Next battleground – Who makes the best butter in Europe?  France vs. Not France


While Jennifer has been writing about butter, I have been eating bread and planning a blog post on the topic.

Bottom line: The bread is tasty !!

In Paris, there are bakeries all around. The french still shop daily, so while there are supermarkets and such – there is an economy for small neighborhood shops for everything: butchers, greengrocers and bakeries. I also read this in the Wikipedia article

French bread is required by law to avoid preservatives, and as a result bread goes stale in under 24 hours, thus baking baguettes is a daily occurrence, unlike sourdough bread which is baked generally once or twice a week, due to the natural preservatives in a sourdough starter.

Where we live it seems like there are even more bakeries than the average – see the map below with markers of some of the bakeries around our apartment. Click on the markers  for notes and pictures.

View Bakeries near us in a larger map

We have been eating primarily baguette, but the bakeries are full of different breads, not  all long loafs are baguette (which literally mean stick). If you go and ask at the bakery for baguette, you will get something different than if you ask for baguette tradition which is also typically 5 or 10 centimes more expensive.

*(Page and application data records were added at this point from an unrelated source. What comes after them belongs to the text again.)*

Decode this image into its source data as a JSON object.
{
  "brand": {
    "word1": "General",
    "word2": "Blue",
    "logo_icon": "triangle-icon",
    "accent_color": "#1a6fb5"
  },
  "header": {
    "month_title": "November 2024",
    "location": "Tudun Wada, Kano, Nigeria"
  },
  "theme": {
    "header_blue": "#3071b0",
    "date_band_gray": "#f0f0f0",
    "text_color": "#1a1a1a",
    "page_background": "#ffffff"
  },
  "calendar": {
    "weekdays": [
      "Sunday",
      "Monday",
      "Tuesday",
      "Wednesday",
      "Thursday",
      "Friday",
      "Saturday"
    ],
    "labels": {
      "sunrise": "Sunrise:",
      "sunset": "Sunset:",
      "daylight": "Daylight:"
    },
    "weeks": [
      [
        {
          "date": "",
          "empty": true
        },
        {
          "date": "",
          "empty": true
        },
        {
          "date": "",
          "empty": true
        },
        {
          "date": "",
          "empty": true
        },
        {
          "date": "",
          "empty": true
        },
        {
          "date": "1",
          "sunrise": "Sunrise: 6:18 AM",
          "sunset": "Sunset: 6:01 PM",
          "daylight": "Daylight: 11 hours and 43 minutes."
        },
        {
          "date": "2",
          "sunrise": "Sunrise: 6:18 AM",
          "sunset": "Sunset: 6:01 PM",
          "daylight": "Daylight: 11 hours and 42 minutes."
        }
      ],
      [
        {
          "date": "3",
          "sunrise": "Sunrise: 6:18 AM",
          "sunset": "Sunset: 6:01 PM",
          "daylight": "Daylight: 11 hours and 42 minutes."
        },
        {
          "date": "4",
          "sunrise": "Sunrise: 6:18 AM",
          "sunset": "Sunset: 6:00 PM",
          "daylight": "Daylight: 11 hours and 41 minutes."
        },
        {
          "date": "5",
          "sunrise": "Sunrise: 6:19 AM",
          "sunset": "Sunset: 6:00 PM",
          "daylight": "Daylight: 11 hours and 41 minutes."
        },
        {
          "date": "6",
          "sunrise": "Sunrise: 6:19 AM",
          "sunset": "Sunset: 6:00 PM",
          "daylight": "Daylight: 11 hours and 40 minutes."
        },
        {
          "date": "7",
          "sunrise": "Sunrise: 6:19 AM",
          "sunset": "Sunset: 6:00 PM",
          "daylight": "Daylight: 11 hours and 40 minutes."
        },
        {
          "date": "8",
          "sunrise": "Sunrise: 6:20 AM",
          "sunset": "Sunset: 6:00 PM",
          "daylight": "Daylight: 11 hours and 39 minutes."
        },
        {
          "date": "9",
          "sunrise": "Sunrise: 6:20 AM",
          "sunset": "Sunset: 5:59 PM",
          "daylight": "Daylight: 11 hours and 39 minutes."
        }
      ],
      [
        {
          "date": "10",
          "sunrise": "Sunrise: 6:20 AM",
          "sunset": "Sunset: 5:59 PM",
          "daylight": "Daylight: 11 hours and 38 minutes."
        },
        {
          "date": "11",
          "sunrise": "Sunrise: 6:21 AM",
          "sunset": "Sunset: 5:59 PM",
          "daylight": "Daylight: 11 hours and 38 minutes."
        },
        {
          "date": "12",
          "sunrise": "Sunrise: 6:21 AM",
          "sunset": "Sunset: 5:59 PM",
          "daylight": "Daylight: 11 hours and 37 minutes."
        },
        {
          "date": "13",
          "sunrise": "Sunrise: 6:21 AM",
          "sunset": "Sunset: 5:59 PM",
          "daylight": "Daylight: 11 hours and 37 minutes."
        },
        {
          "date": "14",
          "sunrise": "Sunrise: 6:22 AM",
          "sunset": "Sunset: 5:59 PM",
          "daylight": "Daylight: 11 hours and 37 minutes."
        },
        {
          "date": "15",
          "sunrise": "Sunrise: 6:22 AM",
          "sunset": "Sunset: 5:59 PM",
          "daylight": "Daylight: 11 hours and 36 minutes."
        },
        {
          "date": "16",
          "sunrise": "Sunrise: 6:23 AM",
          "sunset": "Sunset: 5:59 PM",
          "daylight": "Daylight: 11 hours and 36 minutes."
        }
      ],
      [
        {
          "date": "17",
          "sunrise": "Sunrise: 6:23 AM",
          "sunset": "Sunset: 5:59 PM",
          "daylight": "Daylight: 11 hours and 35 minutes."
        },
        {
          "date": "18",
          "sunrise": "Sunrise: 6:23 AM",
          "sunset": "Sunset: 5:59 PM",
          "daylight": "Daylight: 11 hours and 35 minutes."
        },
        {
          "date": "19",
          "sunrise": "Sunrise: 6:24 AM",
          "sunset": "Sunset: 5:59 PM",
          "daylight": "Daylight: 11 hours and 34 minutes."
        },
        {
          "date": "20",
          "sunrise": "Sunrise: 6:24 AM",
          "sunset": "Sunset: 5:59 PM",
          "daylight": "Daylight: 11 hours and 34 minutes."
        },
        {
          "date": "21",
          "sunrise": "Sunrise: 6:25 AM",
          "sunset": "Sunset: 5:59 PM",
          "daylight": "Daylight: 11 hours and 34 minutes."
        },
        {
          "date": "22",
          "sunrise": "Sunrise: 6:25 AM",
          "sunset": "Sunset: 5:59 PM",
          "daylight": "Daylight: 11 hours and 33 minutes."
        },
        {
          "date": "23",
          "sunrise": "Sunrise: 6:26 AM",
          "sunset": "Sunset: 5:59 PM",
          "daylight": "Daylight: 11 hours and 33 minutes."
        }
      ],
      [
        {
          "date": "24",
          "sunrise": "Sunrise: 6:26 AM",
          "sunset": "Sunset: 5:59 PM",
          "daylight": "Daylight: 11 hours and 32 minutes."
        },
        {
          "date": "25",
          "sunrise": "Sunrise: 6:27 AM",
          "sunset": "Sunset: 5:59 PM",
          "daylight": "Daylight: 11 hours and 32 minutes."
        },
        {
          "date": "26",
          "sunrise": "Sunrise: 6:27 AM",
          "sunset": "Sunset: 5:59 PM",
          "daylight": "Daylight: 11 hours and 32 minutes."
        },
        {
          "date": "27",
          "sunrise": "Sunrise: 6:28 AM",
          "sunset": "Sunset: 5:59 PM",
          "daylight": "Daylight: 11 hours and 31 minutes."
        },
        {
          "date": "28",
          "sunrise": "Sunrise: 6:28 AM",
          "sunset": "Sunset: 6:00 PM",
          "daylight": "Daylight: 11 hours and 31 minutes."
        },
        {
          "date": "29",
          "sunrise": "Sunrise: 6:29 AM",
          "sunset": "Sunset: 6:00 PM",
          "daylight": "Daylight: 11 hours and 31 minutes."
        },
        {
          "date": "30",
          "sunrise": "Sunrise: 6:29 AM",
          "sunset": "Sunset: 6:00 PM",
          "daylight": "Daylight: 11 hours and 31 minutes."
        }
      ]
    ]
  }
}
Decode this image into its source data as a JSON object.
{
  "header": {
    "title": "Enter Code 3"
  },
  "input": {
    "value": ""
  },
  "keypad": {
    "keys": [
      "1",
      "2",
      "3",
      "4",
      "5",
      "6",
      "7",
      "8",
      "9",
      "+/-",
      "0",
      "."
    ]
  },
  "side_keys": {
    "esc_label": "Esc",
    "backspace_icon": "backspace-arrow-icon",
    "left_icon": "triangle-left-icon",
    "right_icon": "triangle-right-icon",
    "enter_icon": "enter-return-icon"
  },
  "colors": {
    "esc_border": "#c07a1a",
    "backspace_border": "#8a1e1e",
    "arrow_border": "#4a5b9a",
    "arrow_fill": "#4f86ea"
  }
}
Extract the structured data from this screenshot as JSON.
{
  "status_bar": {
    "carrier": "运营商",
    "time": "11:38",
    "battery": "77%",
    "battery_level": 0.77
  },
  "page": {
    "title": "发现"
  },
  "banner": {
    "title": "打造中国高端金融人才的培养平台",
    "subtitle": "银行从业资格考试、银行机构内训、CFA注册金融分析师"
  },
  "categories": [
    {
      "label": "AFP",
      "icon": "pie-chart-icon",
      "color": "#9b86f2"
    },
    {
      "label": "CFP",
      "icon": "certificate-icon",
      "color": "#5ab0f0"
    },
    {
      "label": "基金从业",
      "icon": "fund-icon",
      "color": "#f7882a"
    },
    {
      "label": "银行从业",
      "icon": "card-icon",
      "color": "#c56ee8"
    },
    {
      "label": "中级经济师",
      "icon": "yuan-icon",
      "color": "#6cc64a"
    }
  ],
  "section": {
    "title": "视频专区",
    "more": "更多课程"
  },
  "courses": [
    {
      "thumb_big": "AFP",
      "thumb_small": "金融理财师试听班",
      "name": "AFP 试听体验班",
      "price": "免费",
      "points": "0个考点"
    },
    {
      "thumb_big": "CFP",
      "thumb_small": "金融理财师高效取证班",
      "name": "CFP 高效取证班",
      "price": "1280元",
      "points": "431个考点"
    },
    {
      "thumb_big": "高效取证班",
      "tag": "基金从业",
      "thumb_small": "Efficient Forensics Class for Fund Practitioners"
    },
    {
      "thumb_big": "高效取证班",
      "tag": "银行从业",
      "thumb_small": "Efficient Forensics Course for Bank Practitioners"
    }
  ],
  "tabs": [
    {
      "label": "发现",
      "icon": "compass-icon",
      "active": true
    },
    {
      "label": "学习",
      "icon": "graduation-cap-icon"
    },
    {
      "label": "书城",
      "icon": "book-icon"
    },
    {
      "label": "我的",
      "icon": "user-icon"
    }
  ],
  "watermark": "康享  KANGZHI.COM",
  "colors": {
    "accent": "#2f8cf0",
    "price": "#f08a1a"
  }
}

Now what makes one baguette better that others? Well it’s about texture and flavor of both the crust and the sponge. In baguette the top crust should be crisp but still chewy, the bottom firm and chewy. And then the flavor of the dough.

Every year Paris runs a competition for the best baguette. The winner gets a contract for a year to deliver to the presidential palace. In 5 of the 6 past years the winner has been from the 18th arrondissement where we live. We have tasted the baguette at the winners of 2012,2011,2010 – all walking distance from our house, though two of them are on the other  side of the “hill”.

My favorite bread and the one we tend to get most often is “la Parisse” from a close-by bakery which makes a bread recipe designed by Meilleur Ouvrier de France (MOF), Gaëtan Paris (yes that’s his name). The bread is baked by selected bakeries. The Parisse (according to his website), get its flavor from natural fermentation. Its a very mild sourdough.  With Jennifer’s butter  its heaven.

I’ll end with a bread story. I am in my sweats walking back home from the other side of the hill back home with a baguette sticking out of a short bag which I had been eating from the end. A french tourist guide with an English speaking group roaming Monmartre stopped me to take a group picture and explained to the one of the tourist that “this is how the French eat their baguette on the way home from the bakery.”

Misc Update

We are behind on posting. I have been working on a bread post that I *will* finish today !! we were in Toulouse a couple weeks ago for 5 days, and are headed for a a long weekend to London tomorrow. I am excited about going on the EuroStar – 2 1/4 hours to London !!!

Feeling that this is the end of our Paris stay – we leave at the end of the month and I have a feeling   haven’t really done much. We have also started spending time on planning the African part of the trip which is coming up.

On the culinary front,  I have tried making Breton Galettes de Sarrasin (buckwheat pancakes) a couple of times – not quite as good as in Bretagne – but not too shabby.

We washed the Crepes down with some Gaillac wine we purchased from Christophe (pic below), a chatty wine shop owner in Albi. The wine is made of Braucol grapes an old variety that is a relative of Cabernet Sauvignon – very nice.

Speaking of wine merchants, we stopped by a local shop yesterday and spent 30-40 minutes chatting with the owner – a very colorful guy. He opened some white wine – drank with us and offered more to other folks that walked into the shop that he chatted up. Talked about wine, cigarettes and smoking, Obama and sex.  His charm does work.. we left with 4 bottles 😉

We have two sets of friends coming next week  and the end of the month – so maybe they will drive us to be a bit more touristy and see some of the sights we still would like to see.